It’s tempting to think of testing with screen-readers as being like testing with browsers. With browser testing, you’re checking to see how a particular piece of software deals with the code you’re throwing at it. A screen reader is a piece of software too, so it makes sense to approach it the same way, right?
I don’t think so. I think it’s really important that if someone is going to test your site with a screen reader, it should be someone who uses a screen reader every day.
Think of it this way: you wouldn’t want a designer or developer to do usability testing by testing the design or code on themselves. That wouldn’t give you any useful data. They’re already familiar with what problems the design is supposed to be solving, and how the interface works. That’s why you need to do usability testing with someone from outside, someone who wasn’t involved in the design or development process.
It’s no different when it comes to users of assistive technology. You’re not trying to test their technology; you’re trying to test how well the thing you’re building works for the person using the technology.

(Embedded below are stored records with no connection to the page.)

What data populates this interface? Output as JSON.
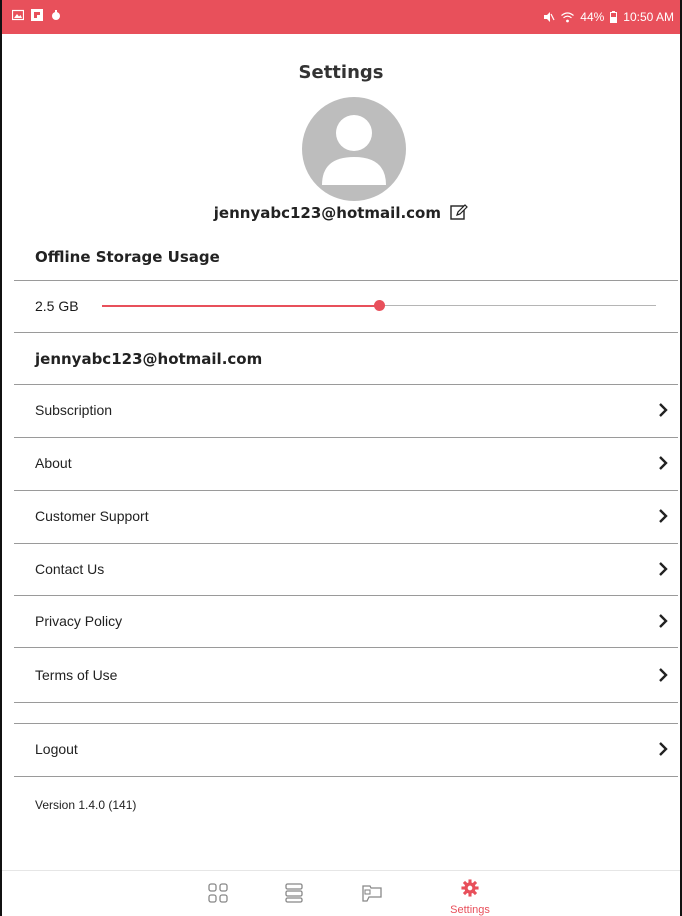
{
  "status_bar": {
    "battery": "44%",
    "time": "10:50 AM",
    "background_color": "#e8505b",
    "icons": [
      "gallery-icon",
      "flipboard-icon",
      "notification-icon",
      "mute-icon",
      "wifi-icon",
      "battery-icon"
    ]
  },
  "header": {
    "title": "Settings"
  },
  "profile": {
    "email": "jennyabc123@hotmail.com",
    "avatar_icon": "user-silhouette-icon",
    "edit_icon": "edit-icon"
  },
  "storage": {
    "section_title": "Offline Storage Usage",
    "value_label": "2.5 GB",
    "slider_fraction": 0.5,
    "accent_color": "#e8505b"
  },
  "account": {
    "email": "jennyabc123@hotmail.com"
  },
  "menu": {
    "items": [
      {
        "label": "Subscription"
      },
      {
        "label": "About"
      },
      {
        "label": "Customer Support"
      },
      {
        "label": "Contact Us"
      },
      {
        "label": "Privacy Policy"
      },
      {
        "label": "Terms of Use"
      }
    ],
    "logout_label": "Logout",
    "chevron_icon": "chevron-right-icon"
  },
  "version": "Version 1.4.0 (141)",
  "tab_bar": {
    "tabs": [
      {
        "icon": "grid-icon",
        "label": ""
      },
      {
        "icon": "list-icon",
        "label": ""
      },
      {
        "icon": "library-icon",
        "label": ""
      },
      {
        "icon": "gear-icon",
        "label": "Settings",
        "active": true
      }
    ],
    "active_color": "#e8505b"
  }
}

Don’t think of screen-reader testing as a form of browser testing; think of it as a form of usability testing.